[Dataset rows describing interfaces]
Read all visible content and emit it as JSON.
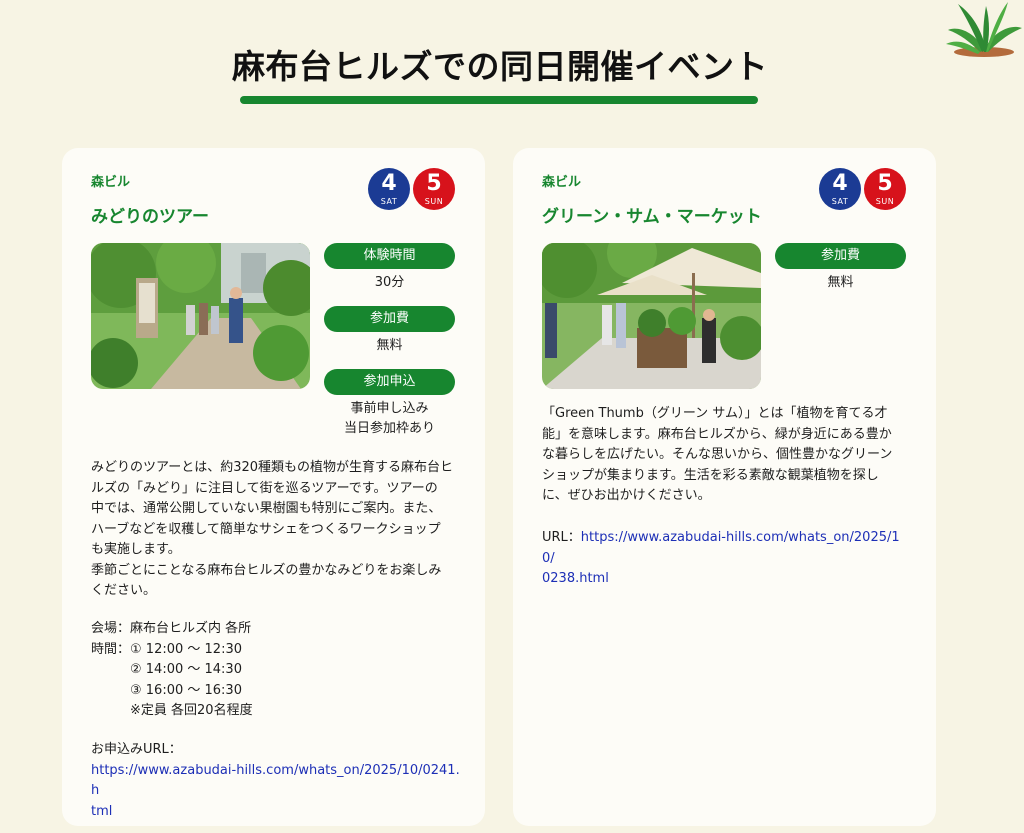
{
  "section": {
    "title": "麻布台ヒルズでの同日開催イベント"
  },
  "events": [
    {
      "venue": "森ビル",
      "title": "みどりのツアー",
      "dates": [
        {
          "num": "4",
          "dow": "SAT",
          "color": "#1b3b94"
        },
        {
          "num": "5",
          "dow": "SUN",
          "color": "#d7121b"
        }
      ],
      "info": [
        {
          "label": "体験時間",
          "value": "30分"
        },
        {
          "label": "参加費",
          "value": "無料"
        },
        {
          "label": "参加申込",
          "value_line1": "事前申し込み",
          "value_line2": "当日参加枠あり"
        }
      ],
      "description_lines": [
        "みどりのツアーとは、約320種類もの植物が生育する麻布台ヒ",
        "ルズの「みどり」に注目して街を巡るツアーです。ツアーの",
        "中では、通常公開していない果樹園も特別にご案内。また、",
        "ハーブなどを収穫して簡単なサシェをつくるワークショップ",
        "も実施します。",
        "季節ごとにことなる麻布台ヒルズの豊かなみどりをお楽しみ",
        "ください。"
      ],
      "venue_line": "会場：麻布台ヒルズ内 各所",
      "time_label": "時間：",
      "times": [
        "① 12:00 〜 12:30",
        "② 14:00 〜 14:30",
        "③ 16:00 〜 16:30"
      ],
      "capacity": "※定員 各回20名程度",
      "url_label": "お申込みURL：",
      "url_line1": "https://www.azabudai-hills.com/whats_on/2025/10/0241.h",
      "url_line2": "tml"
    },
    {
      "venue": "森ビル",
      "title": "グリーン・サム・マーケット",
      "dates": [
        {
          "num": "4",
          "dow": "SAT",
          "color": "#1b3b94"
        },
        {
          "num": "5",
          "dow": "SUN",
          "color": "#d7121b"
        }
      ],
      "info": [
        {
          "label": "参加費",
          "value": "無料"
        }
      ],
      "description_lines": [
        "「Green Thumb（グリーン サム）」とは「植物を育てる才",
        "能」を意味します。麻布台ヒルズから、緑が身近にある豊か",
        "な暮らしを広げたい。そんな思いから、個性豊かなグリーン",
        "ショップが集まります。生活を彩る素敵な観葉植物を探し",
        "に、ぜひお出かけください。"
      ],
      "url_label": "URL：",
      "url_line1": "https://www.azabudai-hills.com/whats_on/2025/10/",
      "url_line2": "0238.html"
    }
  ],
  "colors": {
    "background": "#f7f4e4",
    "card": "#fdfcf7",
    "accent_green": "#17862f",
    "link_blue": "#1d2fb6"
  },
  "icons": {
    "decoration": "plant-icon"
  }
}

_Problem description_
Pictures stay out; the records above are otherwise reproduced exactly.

_Exercise result_
Read all visible content and emit it as JSON.
{
  "section": {
    "title": "麻布台ヒルズでの同日開催イベント"
  },
  "events": [
    {
      "venue": "森ビル",
      "title": "みどりのツアー",
      "dates": [
        {
          "num": "4",
          "dow": "SAT",
          "color": "#1b3b94"
        },
        {
          "num": "5",
          "dow": "SUN",
          "color": "#d7121b"
        }
      ],
      "info": [
        {
          "label": "体験時間",
          "value": "30分"
        },
        {
          "label": "参加費",
          "value": "無料"
        },
        {
          "label": "参加申込",
          "value_line1": "事前申し込み",
          "value_line2": "当日参加枠あり"
        }
      ],
      "description_lines": [
        "みどりのツアーとは、約320種類もの植物が生育する麻布台ヒ",
        "ルズの「みどり」に注目して街を巡るツアーです。ツアーの",
        "中では、通常公開していない果樹園も特別にご案内。また、",
        "ハーブなどを収穫して簡単なサシェをつくるワークショップ",
        "も実施します。",
        "季節ごとにことなる麻布台ヒルズの豊かなみどりをお楽しみ",
        "ください。"
      ],
      "venue_line": "会場：麻布台ヒルズ内 各所",
      "time_label": "時間：",
      "times": [
        "① 12:00 〜 12:30",
        "② 14:00 〜 14:30",
        "③ 16:00 〜 16:30"
      ],
      "capacity": "※定員 各回20名程度",
      "url_label": "お申込みURL：",
      "url_line1": "https://www.azabudai-hills.com/whats_on/2025/10/0241.h",
      "url_line2": "tml"
    },
    {
      "venue": "森ビル",
      "title": "グリーン・サム・マーケット",
      "dates": [
        {
          "num": "4",
          "dow": "SAT",
          "color": "#1b3b94"
        },
        {
          "num": "5",
          "dow": "SUN",
          "color": "#d7121b"
        }
      ],
      "info": [
        {
          "label": "参加費",
          "value": "無料"
        }
      ],
      "description_lines": [
        "「Green Thumb（グリーン サム）」とは「植物を育てる才",
        "能」を意味します。麻布台ヒルズから、緑が身近にある豊か",
        "な暮らしを広げたい。そんな思いから、個性豊かなグリーン",
        "ショップが集まります。生活を彩る素敵な観葉植物を探し",
        "に、ぜひお出かけください。"
      ],
      "url_label": "URL：",
      "url_line1": "https://www.azabudai-hills.com/whats_on/2025/10/",
      "url_line2": "0238.html"
    }
  ],
  "colors": {
    "background": "#f7f4e4",
    "card": "#fdfcf7",
    "accent_green": "#17862f",
    "link_blue": "#1d2fb6"
  },
  "icons": {
    "decoration": "plant-icon"
  }
}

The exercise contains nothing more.